§ **Work required**
Wherever a line in the material contains the word "icon", copy that line.

========================================================================

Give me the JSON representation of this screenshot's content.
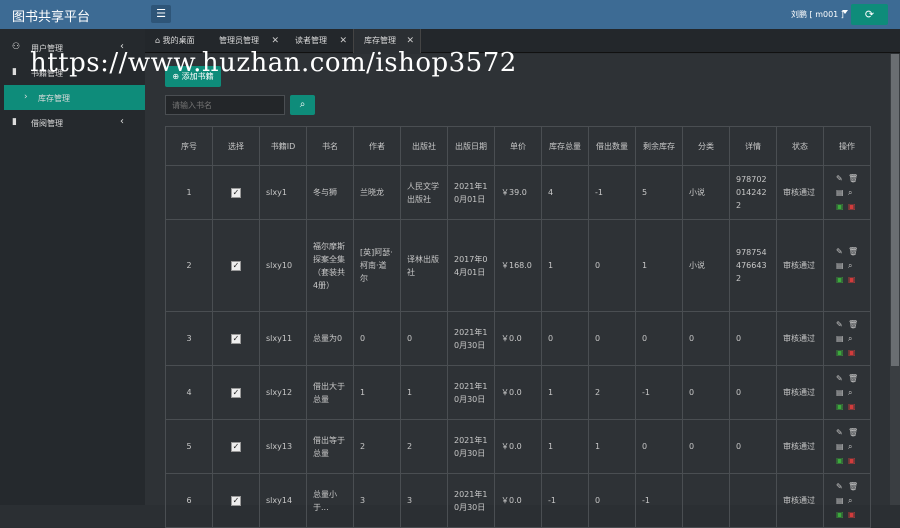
{
  "app": {
    "title": "图书共享平台",
    "user": "刘鹏 [ m001 ]"
  },
  "sidebar": {
    "items": [
      {
        "label": "用户管理",
        "icon": "user-icon"
      },
      {
        "label": "书籍管理",
        "icon": "book-icon"
      },
      {
        "label": "库存管理",
        "icon": "chevron-right-icon"
      },
      {
        "label": "借阅管理",
        "icon": "book-icon"
      }
    ]
  },
  "tabs": [
    {
      "label": "我的桌面"
    },
    {
      "label": "管理员管理"
    },
    {
      "label": "读者管理"
    },
    {
      "label": "库存管理"
    }
  ],
  "toolbar": {
    "add_label": "添加书籍",
    "search_placeholder": "请输入书名"
  },
  "watermark": "https://www.huzhan.com/ishop3572",
  "table": {
    "headers": [
      "序号",
      "选择",
      "书籍ID",
      "书名",
      "作者",
      "出版社",
      "出版日期",
      "单价",
      "库存总量",
      "借出数量",
      "剩余库存",
      "分类",
      "详情",
      "状态",
      "操作"
    ],
    "rows": [
      [
        "1",
        "",
        "slxy1",
        "冬与狮",
        "兰晓龙",
        "人民文学出版社",
        "2021年10月01日",
        "￥39.0",
        "4",
        "-1",
        "5",
        "小说",
        "9787020142422",
        "审核通过"
      ],
      [
        "2",
        "",
        "slxy10",
        "福尔摩斯探案全集（套装共4册）",
        "[英]阿瑟·柯南·道尔",
        "译林出版社",
        "2017年04月01日",
        "￥168.0",
        "1",
        "0",
        "1",
        "小说",
        "9787544766432",
        "审核通过"
      ],
      [
        "3",
        "",
        "slxy11",
        "总量为0",
        "0",
        "0",
        "2021年10月30日",
        "￥0.0",
        "0",
        "0",
        "0",
        "0",
        "0",
        "审核通过"
      ],
      [
        "4",
        "",
        "slxy12",
        "借出大于总量",
        "1",
        "1",
        "2021年10月30日",
        "￥0.0",
        "1",
        "2",
        "-1",
        "0",
        "0",
        "审核通过"
      ],
      [
        "5",
        "",
        "slxy13",
        "借出等于总量",
        "2",
        "2",
        "2021年10月30日",
        "￥0.0",
        "1",
        "1",
        "0",
        "0",
        "0",
        "审核通过"
      ],
      [
        "6",
        "",
        "slxy14",
        "总量小于...",
        "3",
        "3",
        "2021年10月30日",
        "￥0.0",
        "-1",
        "0",
        "-1",
        "",
        "",
        "审核通过"
      ]
    ]
  }
}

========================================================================

§ **Response for this exercise**
        "icon": "user-icon"
        "icon": "book-icon"
        "icon": "chevron-right-icon"
        "icon": "book-icon"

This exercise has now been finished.